The Sonic Vault


Introducing The Sonic Vault; in which your tireless critic dives into the past for records which have in some way defined his music obsessions. The album up for discussion is Los Angeles-based duo Sparks' 1974 bizarro pop masterpiece, Kimono My House.


Kimono My House

Year of release: 1974


Sparks are one of the greatest bands you've probably never heard of. Formed in 1968 by brothers Ron and Russell Mael, the group eventually attracted a critical following and adoration from the likes of Paul McCartney and Morrissey, but have more or less been relegated to cult curios. Their music is an unhinged mixture of show tune excess, proto-punk, glam bombast, and bubblegum pop, and has all the earmarks of influential genius. Though they would eventually transform into a new wave/synth-pop group in the late 1970s while collaborating with Giorgio Moroder, the duo's first few records were singular in their cross-mutation of genres.

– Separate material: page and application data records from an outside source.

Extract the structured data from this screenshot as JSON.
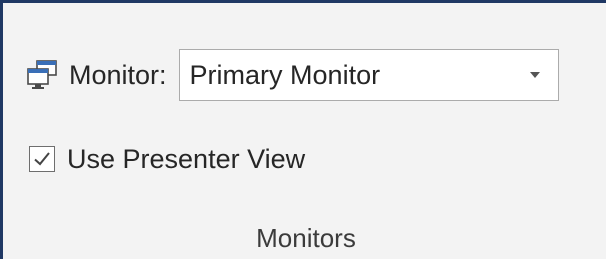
{
  "group": {
    "title": "Monitors"
  },
  "monitor": {
    "label": "Monitor:",
    "selected": "Primary Monitor",
    "icon": "monitor-icon"
  },
  "presenter_view": {
    "label": "Use Presenter View",
    "checked": true
  },
  "colors": {
    "frame_border": "#1f3864",
    "panel_background": "#f3f3f3"
  }
}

The band's third album, Kimono My House, is often cited as their crowning jewel, and for good reason. Opener "This Town Ain't Big Enough For Both of Us" is a declarative statement; beginning with melodic electric piano, Russell's insanely high-pitched falsetto, and ricocheting gunfire before descending into rolling drum fills, squealing guitars, and glittery art-punk dynamics. While the parallels to Queen are obvious, its important to note that Sparks actually formed before Freddie Mercury and company, and that Kimono My House is a much weirder beast than anything Queen would release in their time. A more accurate description might be T. Rex punching up Frank Zappa during an Andrew Lyod Webber concert, and that's a compliment.

"Kimono My House is an album which absolutely rewards multiple listens; overflowing with creative wordplay, delirious glam-dance rhythms, and Roxy Music-esque electronica..." 

For all the intense musicianship on display, Kimono My House is a joyous romp; using lyrical puns, pop culture references, and sexual innuendos in order to capture a sense of lunacy. Rather than lean into concept album noodling, Sparks wrote concise pop songs which also managed to feel off-kilter and surreal. Among the more standard glam rockers like "Amateur Hour" and "Here in Heaven", there's the Latin-flavored experimentation of "Hasta Mañana, Monsieurand the slinky Broadway-like tune "Talent Is an Asset", which is a song about Albert Eistein's genius told from the perspective of his parents. 

Kimono My House is an album which absolutely rewards multiple listens; overflowing with creative wordplay, delirious glam-dance rhythms, and Roxy Music-esque electronica. Adrian Fisher's nimble guitar work and bassist Martin Gordon's bouncy grooves foreground Russell's highly theatrical vocals and Ron's inventive keyboard playing. Meanwhile, certain experimental forays; like the use of a mellotron and sped-up vocal tricks on dazzling album closer, "Equator", only add to the sense that Sparks were creating their own rules. Though the band would change their sound radically with each release (miraculously, they are still making music today), this crucial period perhaps best exemplifies their anarchic spirit--Russell the curly mop of hair striding along at full pomp, Ron scowling with his Hitler moustache and 1930s wardrobe--giving credence to the idea that Kimono My House deserves to be dug out of the sonic vault and reappraised.